[Page and application data records]
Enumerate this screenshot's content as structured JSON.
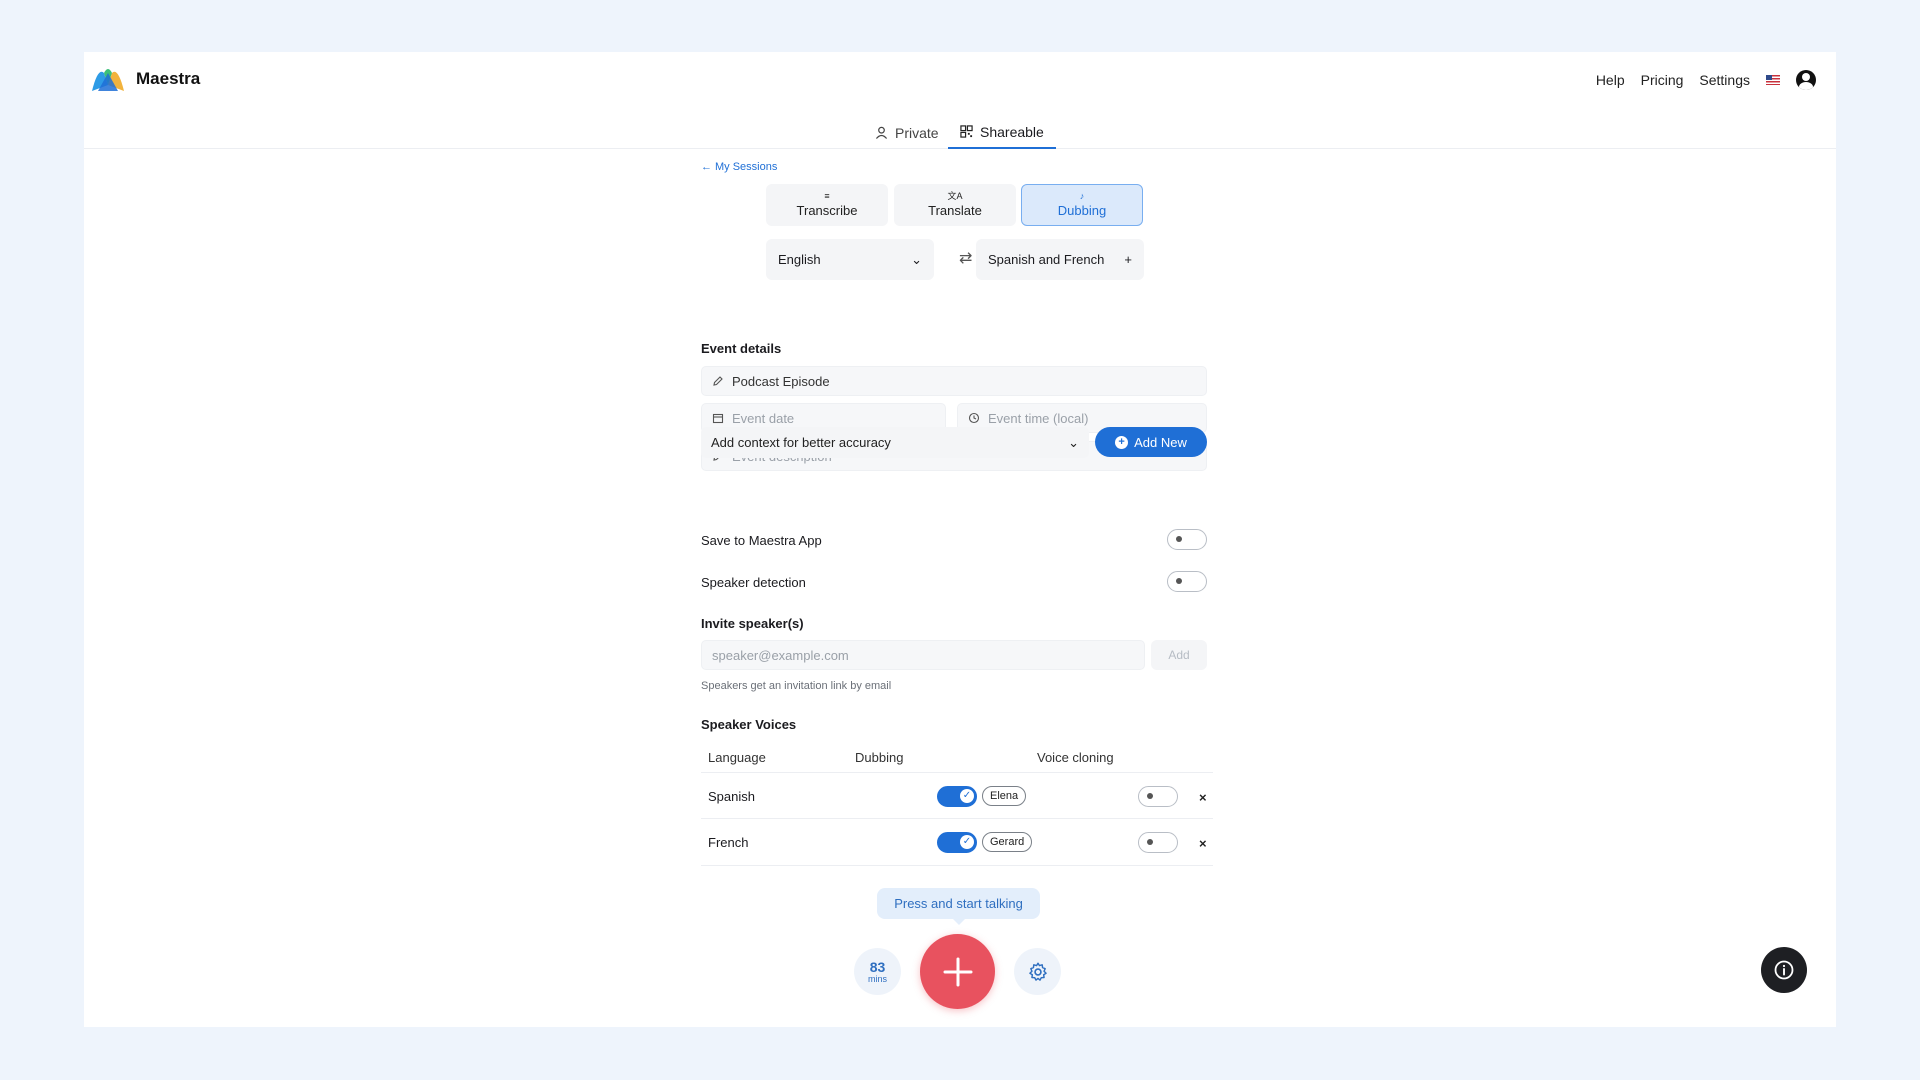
{
  "app": {
    "name": "Maestra"
  },
  "topnav": {
    "help": "Help",
    "pricing": "Pricing",
    "settings": "Settings"
  },
  "modes": {
    "private": "Private",
    "shareable": "Shareable"
  },
  "back_link": "My Sessions",
  "segments": {
    "transcribe": "Transcribe",
    "translate": "Translate",
    "dubbing": "Dubbing"
  },
  "languages": {
    "source": "English",
    "target": "Spanish and French"
  },
  "event": {
    "heading": "Event details",
    "name_value": "Podcast Episode",
    "date_placeholder": "Event date",
    "time_placeholder": "Event time (local)",
    "description_placeholder": "Event description",
    "context_label": "Add context for better accuracy",
    "add_new_label": "Add New"
  },
  "toggles": {
    "save_to_app": {
      "label": "Save to Maestra App",
      "on": false
    },
    "speaker_detection": {
      "label": "Speaker detection",
      "on": false
    }
  },
  "invite": {
    "heading": "Invite speaker(s)",
    "email_placeholder": "speaker@example.com",
    "add_label": "Add",
    "hint": "Speakers get an invitation link by email"
  },
  "voices": {
    "heading": "Speaker Voices",
    "columns": [
      "Language",
      "Dubbing",
      "Voice cloning"
    ],
    "rows": [
      {
        "language": "Spanish",
        "dubbing_on": true,
        "voice": "Elena",
        "cloning_on": false
      },
      {
        "language": "French",
        "dubbing_on": true,
        "voice": "Gerard",
        "cloning_on": false
      }
    ]
  },
  "recorder": {
    "tooltip": "Press and start talking",
    "minutes": "83",
    "minutes_unit": "mins"
  },
  "colors": {
    "accent": "#1f6fd6",
    "record": "#e8525f",
    "background": "#eef4fc"
  }
}
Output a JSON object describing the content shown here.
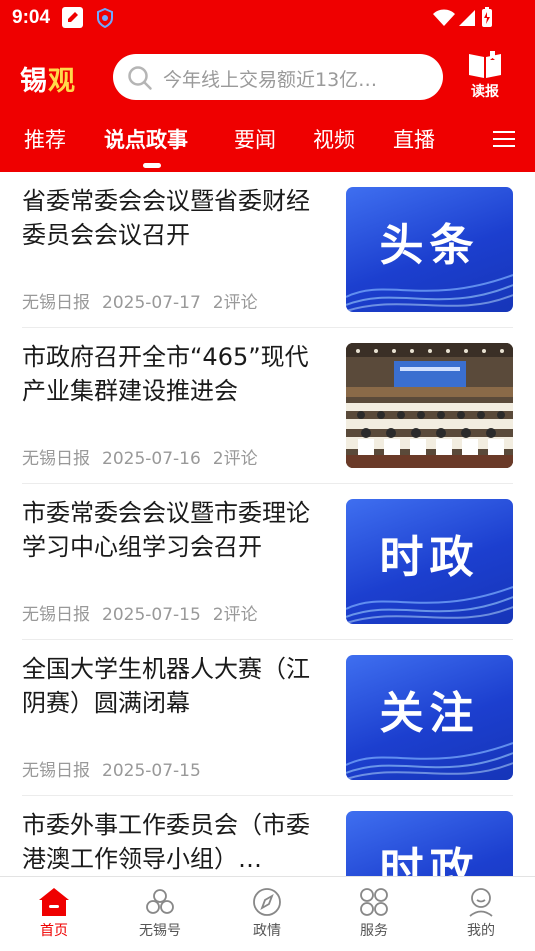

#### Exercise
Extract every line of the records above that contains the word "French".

#### Output below
    "target": "Spanish and French"
        "language": "French",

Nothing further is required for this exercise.